Scan the data for "icon" and copy each matching line.

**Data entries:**
________________________________________
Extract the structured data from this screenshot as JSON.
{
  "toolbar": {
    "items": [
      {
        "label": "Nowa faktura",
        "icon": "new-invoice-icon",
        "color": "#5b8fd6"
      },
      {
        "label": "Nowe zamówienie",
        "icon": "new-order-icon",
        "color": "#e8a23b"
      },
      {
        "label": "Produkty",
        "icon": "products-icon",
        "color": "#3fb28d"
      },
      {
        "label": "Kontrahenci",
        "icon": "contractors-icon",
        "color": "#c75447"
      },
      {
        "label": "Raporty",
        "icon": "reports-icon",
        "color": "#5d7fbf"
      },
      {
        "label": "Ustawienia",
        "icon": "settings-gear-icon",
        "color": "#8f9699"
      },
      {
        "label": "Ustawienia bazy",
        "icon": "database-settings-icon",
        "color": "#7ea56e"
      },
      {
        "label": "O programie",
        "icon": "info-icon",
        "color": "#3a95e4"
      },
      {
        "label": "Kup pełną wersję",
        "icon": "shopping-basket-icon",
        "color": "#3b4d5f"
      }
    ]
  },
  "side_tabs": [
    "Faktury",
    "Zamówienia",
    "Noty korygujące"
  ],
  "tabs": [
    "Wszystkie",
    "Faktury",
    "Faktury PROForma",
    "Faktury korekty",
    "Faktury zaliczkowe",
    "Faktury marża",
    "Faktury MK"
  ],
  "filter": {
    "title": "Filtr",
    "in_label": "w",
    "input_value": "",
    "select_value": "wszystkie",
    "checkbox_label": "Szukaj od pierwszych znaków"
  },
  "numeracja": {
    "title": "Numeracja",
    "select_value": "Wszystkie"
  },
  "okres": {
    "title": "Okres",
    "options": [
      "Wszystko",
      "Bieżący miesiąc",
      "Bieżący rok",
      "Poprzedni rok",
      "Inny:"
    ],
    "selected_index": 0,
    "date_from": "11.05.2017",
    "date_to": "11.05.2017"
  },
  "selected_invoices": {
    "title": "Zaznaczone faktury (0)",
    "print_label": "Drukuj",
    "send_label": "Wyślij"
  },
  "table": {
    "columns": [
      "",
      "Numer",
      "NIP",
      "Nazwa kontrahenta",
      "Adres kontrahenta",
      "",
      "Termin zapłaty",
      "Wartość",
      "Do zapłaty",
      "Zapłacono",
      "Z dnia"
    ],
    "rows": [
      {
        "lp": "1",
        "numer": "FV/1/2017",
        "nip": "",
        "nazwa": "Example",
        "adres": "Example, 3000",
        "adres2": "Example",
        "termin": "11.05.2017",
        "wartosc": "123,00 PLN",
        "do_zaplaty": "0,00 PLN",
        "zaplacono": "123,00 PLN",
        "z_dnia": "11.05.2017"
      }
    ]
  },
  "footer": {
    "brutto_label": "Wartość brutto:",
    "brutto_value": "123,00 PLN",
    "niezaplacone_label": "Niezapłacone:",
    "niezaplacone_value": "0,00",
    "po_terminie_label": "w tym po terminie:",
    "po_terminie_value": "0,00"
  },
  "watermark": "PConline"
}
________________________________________
**ANSWER FOR THE TASK:**
        "icon": "new-invoice-icon",
        "icon": "new-order-icon",
        "icon": "products-icon",
        "icon": "contractors-icon",
        "icon": "reports-icon",
        "icon": "settings-gear-icon",
        "icon": "database-settings-icon",
        "icon": "info-icon",
        "icon": "shopping-basket-icon",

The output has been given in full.